(Records from a data source)

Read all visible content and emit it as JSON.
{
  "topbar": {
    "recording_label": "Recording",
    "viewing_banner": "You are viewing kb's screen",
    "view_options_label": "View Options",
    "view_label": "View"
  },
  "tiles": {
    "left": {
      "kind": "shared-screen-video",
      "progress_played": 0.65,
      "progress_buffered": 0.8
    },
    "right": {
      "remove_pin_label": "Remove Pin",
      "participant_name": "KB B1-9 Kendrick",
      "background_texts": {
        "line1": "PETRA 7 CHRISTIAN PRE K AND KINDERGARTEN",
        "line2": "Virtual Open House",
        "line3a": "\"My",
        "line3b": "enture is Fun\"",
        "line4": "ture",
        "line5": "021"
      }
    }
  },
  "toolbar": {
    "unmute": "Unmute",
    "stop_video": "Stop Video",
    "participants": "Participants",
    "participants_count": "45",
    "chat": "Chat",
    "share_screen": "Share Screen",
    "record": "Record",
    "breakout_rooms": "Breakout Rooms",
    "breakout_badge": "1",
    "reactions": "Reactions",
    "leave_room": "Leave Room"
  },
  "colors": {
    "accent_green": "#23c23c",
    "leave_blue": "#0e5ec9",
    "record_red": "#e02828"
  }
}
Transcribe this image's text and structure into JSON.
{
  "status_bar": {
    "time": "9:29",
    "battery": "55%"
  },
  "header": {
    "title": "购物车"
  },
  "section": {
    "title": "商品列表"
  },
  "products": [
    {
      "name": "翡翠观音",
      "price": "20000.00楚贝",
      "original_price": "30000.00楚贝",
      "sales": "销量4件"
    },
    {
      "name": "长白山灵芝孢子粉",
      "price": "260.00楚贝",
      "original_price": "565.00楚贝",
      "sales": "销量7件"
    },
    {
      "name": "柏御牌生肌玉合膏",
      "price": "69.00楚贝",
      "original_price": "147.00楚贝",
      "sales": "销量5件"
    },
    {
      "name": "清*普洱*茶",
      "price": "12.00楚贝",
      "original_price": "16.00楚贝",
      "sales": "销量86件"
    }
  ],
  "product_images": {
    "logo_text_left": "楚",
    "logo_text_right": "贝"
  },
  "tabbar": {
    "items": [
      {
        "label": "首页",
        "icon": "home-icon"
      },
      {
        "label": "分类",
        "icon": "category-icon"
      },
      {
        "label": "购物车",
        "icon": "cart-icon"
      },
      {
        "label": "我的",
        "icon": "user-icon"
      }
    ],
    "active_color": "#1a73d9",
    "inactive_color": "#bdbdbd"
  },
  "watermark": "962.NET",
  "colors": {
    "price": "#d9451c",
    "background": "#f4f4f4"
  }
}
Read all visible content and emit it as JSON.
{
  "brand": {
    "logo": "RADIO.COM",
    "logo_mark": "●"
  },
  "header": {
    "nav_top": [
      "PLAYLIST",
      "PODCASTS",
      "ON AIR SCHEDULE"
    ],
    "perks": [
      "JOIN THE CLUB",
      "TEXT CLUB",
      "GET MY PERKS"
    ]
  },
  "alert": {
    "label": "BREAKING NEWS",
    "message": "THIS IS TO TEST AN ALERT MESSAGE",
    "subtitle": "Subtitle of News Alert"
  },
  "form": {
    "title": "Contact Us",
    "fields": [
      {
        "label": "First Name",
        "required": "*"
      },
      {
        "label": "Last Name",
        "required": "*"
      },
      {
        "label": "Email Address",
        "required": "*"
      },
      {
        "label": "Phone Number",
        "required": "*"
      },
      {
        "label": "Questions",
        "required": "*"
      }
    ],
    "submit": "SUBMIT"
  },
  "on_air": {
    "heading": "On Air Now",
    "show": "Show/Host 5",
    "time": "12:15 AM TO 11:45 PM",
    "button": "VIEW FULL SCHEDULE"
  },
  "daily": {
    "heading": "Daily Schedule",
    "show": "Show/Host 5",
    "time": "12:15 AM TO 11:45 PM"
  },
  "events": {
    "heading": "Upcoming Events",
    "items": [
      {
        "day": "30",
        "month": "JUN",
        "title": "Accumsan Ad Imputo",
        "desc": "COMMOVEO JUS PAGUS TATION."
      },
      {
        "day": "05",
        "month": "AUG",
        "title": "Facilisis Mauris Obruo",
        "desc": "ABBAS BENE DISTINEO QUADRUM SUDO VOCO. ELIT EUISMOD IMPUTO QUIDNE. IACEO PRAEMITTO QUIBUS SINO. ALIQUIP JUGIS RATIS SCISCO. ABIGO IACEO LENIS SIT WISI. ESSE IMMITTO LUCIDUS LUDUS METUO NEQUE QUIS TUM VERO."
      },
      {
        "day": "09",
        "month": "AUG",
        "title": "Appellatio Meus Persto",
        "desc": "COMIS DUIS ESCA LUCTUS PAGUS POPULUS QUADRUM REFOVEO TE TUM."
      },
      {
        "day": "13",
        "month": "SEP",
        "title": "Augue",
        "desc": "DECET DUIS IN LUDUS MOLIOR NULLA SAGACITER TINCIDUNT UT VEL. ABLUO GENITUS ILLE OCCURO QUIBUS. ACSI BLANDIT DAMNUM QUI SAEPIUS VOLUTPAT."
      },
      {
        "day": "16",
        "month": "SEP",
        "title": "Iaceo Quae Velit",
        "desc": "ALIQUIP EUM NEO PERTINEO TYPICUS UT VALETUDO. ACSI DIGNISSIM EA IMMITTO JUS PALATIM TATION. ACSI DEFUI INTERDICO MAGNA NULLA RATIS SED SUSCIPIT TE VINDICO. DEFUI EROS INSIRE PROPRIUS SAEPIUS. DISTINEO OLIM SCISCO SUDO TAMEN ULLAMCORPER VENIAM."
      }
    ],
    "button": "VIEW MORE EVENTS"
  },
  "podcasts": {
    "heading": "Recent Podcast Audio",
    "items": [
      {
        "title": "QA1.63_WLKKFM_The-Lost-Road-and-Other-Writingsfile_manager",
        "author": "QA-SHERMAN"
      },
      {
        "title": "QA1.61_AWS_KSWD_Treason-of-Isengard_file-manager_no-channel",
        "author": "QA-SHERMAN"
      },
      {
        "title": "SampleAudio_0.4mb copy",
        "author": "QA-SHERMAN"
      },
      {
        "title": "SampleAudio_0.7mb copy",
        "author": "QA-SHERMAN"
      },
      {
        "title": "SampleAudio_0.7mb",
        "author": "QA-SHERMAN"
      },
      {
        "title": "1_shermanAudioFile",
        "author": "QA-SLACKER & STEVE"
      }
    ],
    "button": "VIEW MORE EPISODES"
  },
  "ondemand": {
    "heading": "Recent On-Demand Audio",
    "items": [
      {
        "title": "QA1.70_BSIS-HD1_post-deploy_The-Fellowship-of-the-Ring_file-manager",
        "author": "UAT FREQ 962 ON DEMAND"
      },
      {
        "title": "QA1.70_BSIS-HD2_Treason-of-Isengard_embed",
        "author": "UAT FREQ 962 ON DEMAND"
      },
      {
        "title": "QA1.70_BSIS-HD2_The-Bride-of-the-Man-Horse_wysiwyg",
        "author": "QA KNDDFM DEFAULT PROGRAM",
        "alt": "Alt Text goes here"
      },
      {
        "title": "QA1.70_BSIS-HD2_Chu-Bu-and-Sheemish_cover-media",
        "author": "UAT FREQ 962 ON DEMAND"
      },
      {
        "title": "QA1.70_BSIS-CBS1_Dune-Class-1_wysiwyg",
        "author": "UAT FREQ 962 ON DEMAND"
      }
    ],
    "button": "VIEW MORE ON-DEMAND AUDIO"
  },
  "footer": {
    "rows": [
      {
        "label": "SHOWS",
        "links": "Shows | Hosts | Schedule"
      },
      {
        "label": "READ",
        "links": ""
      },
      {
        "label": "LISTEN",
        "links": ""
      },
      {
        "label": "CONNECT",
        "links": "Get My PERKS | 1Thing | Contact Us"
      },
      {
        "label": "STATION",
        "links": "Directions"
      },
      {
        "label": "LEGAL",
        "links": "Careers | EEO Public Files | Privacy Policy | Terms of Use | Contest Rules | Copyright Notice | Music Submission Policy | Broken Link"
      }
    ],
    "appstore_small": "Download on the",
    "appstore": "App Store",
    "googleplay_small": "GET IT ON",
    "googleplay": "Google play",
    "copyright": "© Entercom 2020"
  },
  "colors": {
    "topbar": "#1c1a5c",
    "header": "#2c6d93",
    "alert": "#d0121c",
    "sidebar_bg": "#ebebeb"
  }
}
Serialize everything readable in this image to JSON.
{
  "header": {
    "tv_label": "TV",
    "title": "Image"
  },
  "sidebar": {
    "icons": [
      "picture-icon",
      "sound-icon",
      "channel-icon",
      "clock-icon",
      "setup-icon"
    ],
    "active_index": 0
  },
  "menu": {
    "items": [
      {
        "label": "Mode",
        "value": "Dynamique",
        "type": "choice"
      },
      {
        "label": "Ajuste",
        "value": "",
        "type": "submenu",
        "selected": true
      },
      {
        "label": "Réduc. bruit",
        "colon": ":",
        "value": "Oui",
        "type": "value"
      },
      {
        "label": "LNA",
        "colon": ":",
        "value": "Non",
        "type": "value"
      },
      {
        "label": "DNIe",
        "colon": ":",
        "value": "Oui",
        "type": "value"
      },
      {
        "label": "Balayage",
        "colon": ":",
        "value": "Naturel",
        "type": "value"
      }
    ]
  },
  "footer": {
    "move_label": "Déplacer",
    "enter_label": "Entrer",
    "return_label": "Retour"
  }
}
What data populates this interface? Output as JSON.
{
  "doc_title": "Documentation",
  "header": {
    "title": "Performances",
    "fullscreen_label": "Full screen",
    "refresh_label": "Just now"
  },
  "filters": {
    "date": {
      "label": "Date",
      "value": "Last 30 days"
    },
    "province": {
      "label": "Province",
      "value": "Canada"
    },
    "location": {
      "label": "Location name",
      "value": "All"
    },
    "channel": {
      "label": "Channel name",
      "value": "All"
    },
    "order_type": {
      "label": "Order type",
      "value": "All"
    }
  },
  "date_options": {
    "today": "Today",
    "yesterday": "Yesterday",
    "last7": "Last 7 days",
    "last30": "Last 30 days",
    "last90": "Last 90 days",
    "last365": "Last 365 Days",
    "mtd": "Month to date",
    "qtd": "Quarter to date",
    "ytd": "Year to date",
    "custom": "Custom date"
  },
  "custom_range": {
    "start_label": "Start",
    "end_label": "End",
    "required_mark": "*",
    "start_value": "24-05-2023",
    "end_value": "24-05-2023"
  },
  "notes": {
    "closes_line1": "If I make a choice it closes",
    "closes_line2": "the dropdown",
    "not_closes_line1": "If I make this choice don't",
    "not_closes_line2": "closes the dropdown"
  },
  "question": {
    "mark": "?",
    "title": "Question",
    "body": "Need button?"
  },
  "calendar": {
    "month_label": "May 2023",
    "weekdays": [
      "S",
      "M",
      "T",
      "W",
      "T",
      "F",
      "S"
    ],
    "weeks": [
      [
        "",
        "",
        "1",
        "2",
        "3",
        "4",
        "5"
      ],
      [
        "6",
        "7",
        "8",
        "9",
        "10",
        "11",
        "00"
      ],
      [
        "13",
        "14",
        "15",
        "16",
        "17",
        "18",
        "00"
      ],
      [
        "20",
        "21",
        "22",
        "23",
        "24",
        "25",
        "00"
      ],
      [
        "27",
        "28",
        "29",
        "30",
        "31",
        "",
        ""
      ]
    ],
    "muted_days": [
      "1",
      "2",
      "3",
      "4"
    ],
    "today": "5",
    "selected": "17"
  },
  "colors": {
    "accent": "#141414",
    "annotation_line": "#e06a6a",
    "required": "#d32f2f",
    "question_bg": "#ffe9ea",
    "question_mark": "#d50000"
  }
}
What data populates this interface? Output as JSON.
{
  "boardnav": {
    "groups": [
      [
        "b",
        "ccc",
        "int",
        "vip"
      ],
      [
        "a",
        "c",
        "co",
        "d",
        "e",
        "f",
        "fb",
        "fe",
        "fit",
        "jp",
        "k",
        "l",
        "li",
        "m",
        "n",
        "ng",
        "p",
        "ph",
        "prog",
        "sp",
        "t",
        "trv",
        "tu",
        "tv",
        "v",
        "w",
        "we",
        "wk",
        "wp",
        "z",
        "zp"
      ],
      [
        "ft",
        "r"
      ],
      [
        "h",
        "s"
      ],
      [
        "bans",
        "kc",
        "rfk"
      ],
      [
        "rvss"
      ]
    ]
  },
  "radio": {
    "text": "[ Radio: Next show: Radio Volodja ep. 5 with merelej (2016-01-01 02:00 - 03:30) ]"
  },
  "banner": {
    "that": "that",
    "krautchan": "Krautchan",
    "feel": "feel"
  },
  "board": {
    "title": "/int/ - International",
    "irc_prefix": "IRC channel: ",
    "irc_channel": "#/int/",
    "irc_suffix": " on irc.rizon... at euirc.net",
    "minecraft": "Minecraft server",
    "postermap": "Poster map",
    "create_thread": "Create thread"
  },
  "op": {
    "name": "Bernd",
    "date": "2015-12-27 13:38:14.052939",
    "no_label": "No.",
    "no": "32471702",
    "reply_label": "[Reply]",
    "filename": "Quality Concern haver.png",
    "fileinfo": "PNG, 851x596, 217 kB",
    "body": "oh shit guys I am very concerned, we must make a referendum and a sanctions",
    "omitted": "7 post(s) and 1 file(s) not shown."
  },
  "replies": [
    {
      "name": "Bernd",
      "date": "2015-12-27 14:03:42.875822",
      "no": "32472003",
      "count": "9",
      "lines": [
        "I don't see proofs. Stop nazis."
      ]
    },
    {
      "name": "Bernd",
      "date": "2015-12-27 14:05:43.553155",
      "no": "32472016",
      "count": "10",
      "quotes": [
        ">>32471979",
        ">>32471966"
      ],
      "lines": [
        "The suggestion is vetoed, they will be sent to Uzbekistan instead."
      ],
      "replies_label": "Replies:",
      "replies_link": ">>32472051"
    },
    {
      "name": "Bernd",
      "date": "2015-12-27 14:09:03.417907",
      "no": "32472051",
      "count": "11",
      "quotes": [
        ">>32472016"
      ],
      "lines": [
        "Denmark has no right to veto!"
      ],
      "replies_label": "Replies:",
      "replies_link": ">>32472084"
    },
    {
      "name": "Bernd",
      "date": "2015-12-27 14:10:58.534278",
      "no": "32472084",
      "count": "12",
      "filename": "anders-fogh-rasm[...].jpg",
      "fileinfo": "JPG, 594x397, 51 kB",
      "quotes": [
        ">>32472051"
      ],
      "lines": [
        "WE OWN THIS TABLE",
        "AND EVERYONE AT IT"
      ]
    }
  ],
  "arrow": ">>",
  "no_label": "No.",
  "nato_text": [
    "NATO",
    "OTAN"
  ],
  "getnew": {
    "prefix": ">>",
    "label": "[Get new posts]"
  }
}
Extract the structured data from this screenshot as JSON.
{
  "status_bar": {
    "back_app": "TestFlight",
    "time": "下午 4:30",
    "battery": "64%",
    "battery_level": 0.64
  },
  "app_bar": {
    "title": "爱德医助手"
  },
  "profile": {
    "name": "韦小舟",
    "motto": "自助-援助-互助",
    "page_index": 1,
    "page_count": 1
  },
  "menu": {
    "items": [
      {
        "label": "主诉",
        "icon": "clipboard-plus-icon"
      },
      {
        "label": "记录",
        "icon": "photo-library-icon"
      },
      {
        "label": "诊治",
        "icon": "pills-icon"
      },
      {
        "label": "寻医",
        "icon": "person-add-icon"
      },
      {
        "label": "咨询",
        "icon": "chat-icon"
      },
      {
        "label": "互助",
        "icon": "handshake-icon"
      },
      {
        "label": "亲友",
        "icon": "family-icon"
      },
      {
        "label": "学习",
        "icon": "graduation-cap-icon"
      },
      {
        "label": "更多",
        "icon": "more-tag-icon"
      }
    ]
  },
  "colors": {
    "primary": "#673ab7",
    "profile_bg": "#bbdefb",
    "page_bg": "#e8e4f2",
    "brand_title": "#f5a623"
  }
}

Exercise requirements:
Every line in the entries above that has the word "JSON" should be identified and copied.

Response to this task:
Read all visible content and emit it as JSON.
Transcribe this image's text and structure into JSON.
Read all visible content and emit it as JSON.
Serialize everything readable in this image to JSON.
What data populates this interface? Output as JSON.
What data populates this interface? Output as JSON.
Extract the structured data from this screenshot as JSON.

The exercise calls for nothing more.